The Guardians‘ preexisting app could not be made to work with the VR product, so a brand-new app had to be developed. The app can simulate a solitary experience and can be viewed with or without the Google Cardboard. The app has been making waves and was highly rated, but number of downloads isn’t yet known as the app publisher refused to disclose the information. If another VR experience is developed, the app would need to be redesigned to accommodate it.
Virtual reality is still a growing technology, and there are conflicts as to the terminologies to be used. Some say that if you don’t view a VR content using a dedicated headset like the HTC Vive with extra functionality, then it can’t be called VR. And truly, if not viewed with a headset, it is technically a 360 degree-video.
Co-founder and CEO of agency Visualize, the company that helped in the development of The Economist app, Henry Stuart, revealed to Digiday that there will be more publishers launching their virtual reality apps in months to come.
“It’s so that people can view their content in a trusted and controlled environment,” he said. “It’s already a difficult process looking for good content on existing platforms like Facebook 360 and YouTube 360. There’s a lot of crap, and there’s going to be even more because of user-generated content.” Camera brands like Nikon are bringing out consumer 360-degree cameras, adding more content to a crowded space.
Shooting a standard VR experience will cost one around £15,000–£100,000 ($22,000–$147,000) according to Stuart, with an app costing an extra £40,000 ($60,000) or so. “It isn’t that far out of advertising budgets,” he said.
Publishers are searching for business models to support virtual reality. A top VR app by a publisher is The New York Times‘ virtual reality app, which has been downloaded about 500,000 times and plays its own editorial and has brands sponsoring it. An example of this is an auto VR experience sponsored by a car manufacturer.

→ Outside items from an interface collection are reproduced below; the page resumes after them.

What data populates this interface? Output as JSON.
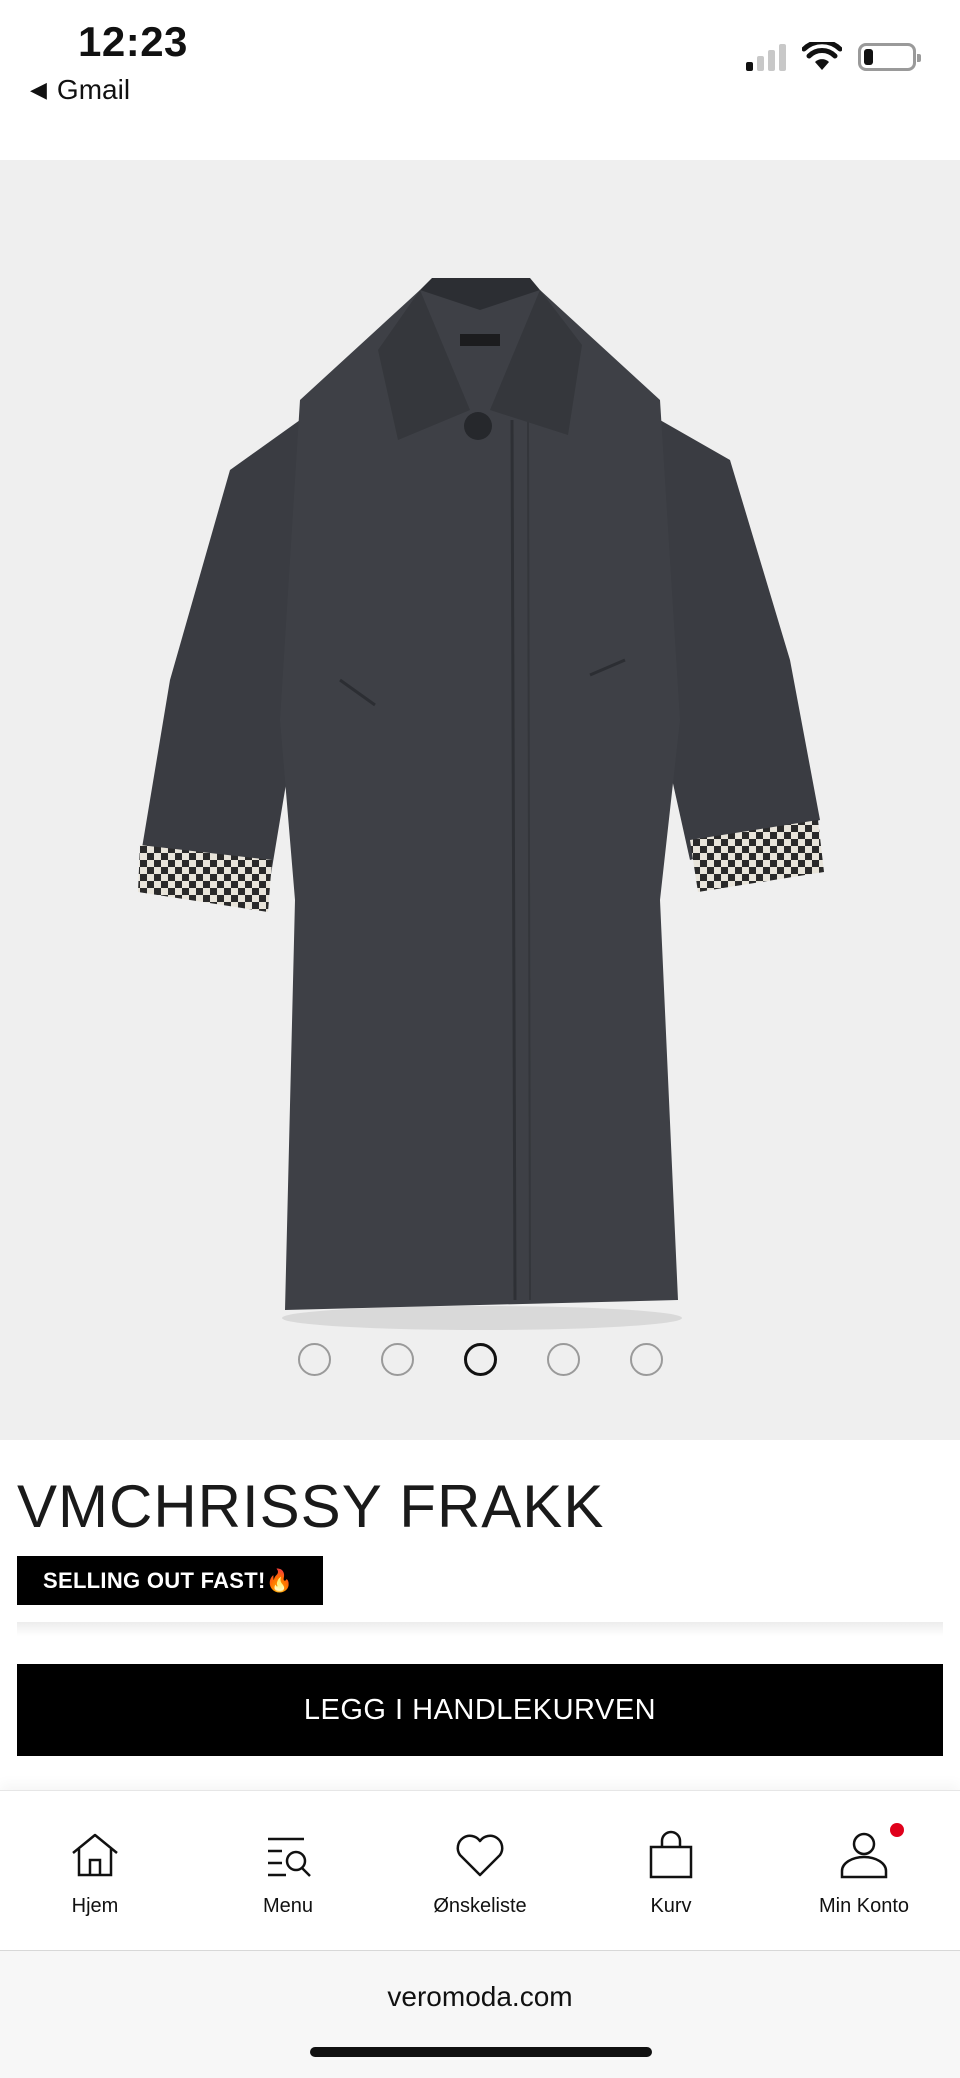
{
  "status_bar": {
    "time": "12:23",
    "back_app": "Gmail",
    "back_icon": "back-triangle-icon",
    "signal_icon": "cellular-signal-icon",
    "wifi_icon": "wifi-icon",
    "battery_icon": "battery-icon"
  },
  "gallery": {
    "image": "dark grey long coat with checked cuffs",
    "slide_count": 5,
    "active_slide": 3
  },
  "product": {
    "title": "VMCHRISSY FRAKK",
    "badge": "SELLING OUT FAST!🔥",
    "add_to_cart_label": "LEGG I HANDLEKURVEN"
  },
  "bottom_nav": {
    "items": [
      {
        "label": "Hjem",
        "icon": "home-icon"
      },
      {
        "label": "Menu",
        "icon": "menu-search-icon"
      },
      {
        "label": "Ønskeliste",
        "icon": "heart-icon"
      },
      {
        "label": "Kurv",
        "icon": "shopping-bag-icon"
      },
      {
        "label": "Min Konto",
        "icon": "user-icon"
      }
    ],
    "notification_color": "#e0001b"
  },
  "browser": {
    "url": "veromoda.com"
  },
  "colors": {
    "accent": "#000000",
    "gallery_bg": "#efefef",
    "coat": "#3c3e44"
  }
}
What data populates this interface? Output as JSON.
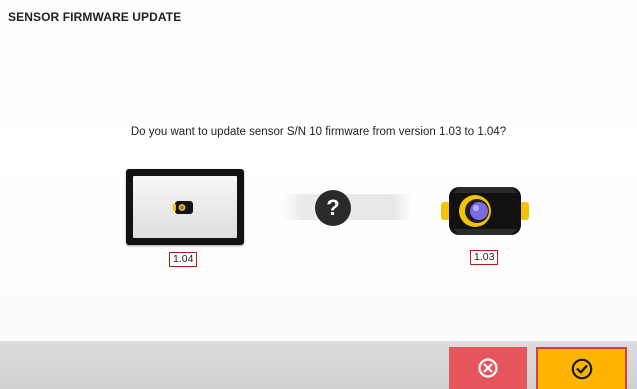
{
  "window": {
    "title": "SENSOR FIRMWARE UPDATE"
  },
  "dialog": {
    "question": "Do you want to update sensor S/N 10 firmware from version 1.03 to 1.04?",
    "new_version": "1.04",
    "current_version": "1.03",
    "status_glyph": "?"
  },
  "icons": {
    "device": "tablet-device-icon",
    "sensor": "sensor-icon",
    "status": "question-mark-icon",
    "cancel": "close-circle-icon",
    "confirm": "checkmark-circle-icon"
  },
  "colors": {
    "cancel_button": "#e5565d",
    "confirm_button": "#ffb400",
    "version_border": "#b51c1c",
    "sensor_accent": "#f2c300"
  }
}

The Economist is yet to find a way to monetize its VR app yet. It would be combining its future VR experience with an Economist Films content in the summer. Before the year runs out, another VR experience based on data visualization would be combined with an event, which would be made available through the app.
Having audiences come to an owned platform is a bonus for any publisher, but a dose of realism is needed. Publishers can’t expect users to download multiple virtual reality apps for several news sources. The potential of VR to take people to places they can’t access in real life is huge, said Stuart. However, he added, that “if people lose confidence in VR, this could lead to a graveyard of forgotten apps.”